25th January 1769
Off Cape Horn
Winds from the South to the West-North-West, the first part fresh Gales and Squally with some Rain; Middle, little wind with Hail and Rain; latter, fresh Gales and Hazey, with Showers of Rain. At 8 p.m. the Island of Evouts North-West, distant 3 or 4 miles. Variation, per morning Amplitude 21 degrees 16 minutes East. At 8 a.m. the Southermost low point of land seen Yesterday Bore South 74 degrees West, and a remarkable Peaked Hill to the Southward of it South-West; and soon after we discovered that the land which we took Yesterday to be a part of the Main or an Island, was three Islands, which I take to be Hermites. At Noon the South Point of the Southermost Island bore North-West by West distant 3 leagues, having then 58 fathoms Peble Stones. This Point is pretty high and consists of Peaked Craggy rocks, and not far from it lay several others high above Water. It lies in the Latitude of 55 degrees 53 minutes South and South-West 26 Leagues from Straits La Mair, and by some on board thought to be Cape Horn; but I was of another Opinion, and with good reason, because we saw land to the Southward of it about 3 or 4 leagues.
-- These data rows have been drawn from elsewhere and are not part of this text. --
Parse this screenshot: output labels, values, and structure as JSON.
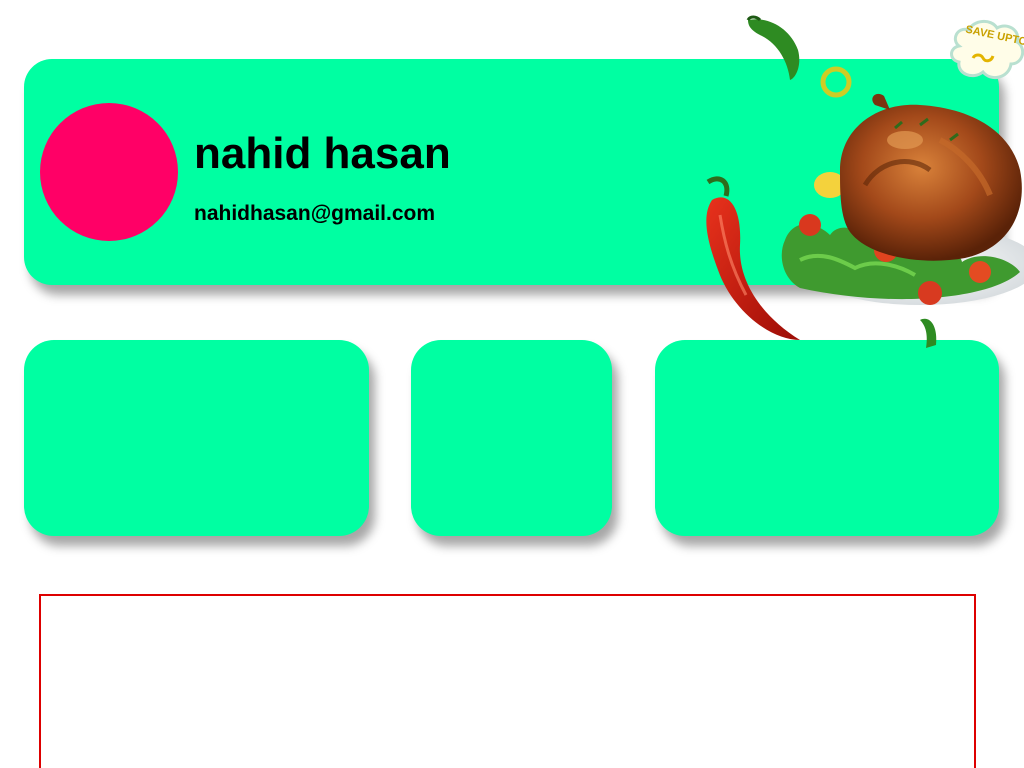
{
  "profile": {
    "name": "nahid hasan",
    "email": "nahidhasan@gmail.com"
  },
  "promo": {
    "text": "SAVE UPTO"
  },
  "colors": {
    "card_green": "#00FFA2",
    "avatar_pink": "#FF0066",
    "content_border": "#DD0000",
    "chili_red": "#C8140C",
    "chili_green": "#2E8B22"
  },
  "icons": {
    "food": "roast-chicken-icon",
    "chili": "chili-pepper-icon",
    "promo": "promo-cloud-icon"
  }
}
It appeared not unlike an Island with a very high round Hummock upon it; this I believe to be Cape Horn, for after we had stood about 3 Leagues the weather cleared up for about a quarter of an hour, which gave us a sight of the land bearing West-South-West, but we could see no land to the southward or Westward of it, and therefore conclude that it must be the Cape, but whether it be an Island of itself, a part of the Southermost of Hermits Islands, or a part of Terra del Fuego, I am not able to determine. However, this is of very little Consequence to Navigation: I only wished to be Certain whether or no it was the Southermost Land on or near to Terra del Fuego; but the thick foggy weather and the westerly winds which Carried us from the land prevented me from satisfying my Curiosity in this point, but from its Latitude and the reasons before given I think it must, and if so it must be Cape Horn, and lies in the latitude of 55 degrees 53 minutes South and Longitude 68 degrees 13 minutes West from the Meridian of Greenwich, being the Mean result of Several Observations of the sun and moon made the day after we left the land, and which agreed with those made at Straits Le Mair, allowing for the distance between one place and the other, which I found means very accurately to determine.
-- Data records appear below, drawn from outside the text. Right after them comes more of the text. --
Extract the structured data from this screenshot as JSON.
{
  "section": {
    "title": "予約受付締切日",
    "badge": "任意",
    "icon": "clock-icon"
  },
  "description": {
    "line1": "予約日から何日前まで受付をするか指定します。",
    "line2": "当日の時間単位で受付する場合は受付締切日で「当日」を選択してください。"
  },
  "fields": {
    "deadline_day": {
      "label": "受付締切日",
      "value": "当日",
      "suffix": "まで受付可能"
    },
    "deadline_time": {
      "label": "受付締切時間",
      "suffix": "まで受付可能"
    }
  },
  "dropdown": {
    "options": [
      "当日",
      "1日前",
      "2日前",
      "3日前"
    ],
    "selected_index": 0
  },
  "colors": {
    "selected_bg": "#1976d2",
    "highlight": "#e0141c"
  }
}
Joseph Banks Journal
Wind today Northwest: stood in with some Islands which were large, we could not tell for certain whether we saw any part of the main. The little Island mentiond yesterday was in view, and beyond that the land made in a bluf head, within which another appeard tho but faintly which was farther to the Southward; possibly that might be Cape Horn, but a fog which overcast it almost immediately after we saw it hinderd our making any material observations upon it, so all we can say is that it was the Southermost land that we saw and does not ill answer to the description [of] Cape Horn given by the French, who place it upon an Island and say that it is composd of two bluff headlands.
Sydney Parkinson’s Journal
We saw Cape Horn, at about five leagues distance, which, contrary to our expectations, we doubled with as little danger as the North Foreland on the Kentish coast; the heavens were fair, the wind temperate, the weather pleasant, and being within one mile of the shore, we had a more distinct view of this coast, than perhaps any former voyagers have had on this ocean.
The point of the Cape is very low; and at the S. E. extremity there are several islands, called, by the French, Isles d'Hermitage; and near it are several ragged rocks. The Cape is in latitude 55° 48' S. and longitude 67° 40'` W. We sounded in fifty-five fathom, and sound round stones, and broken shells.
Posted by Arborfield at 09:14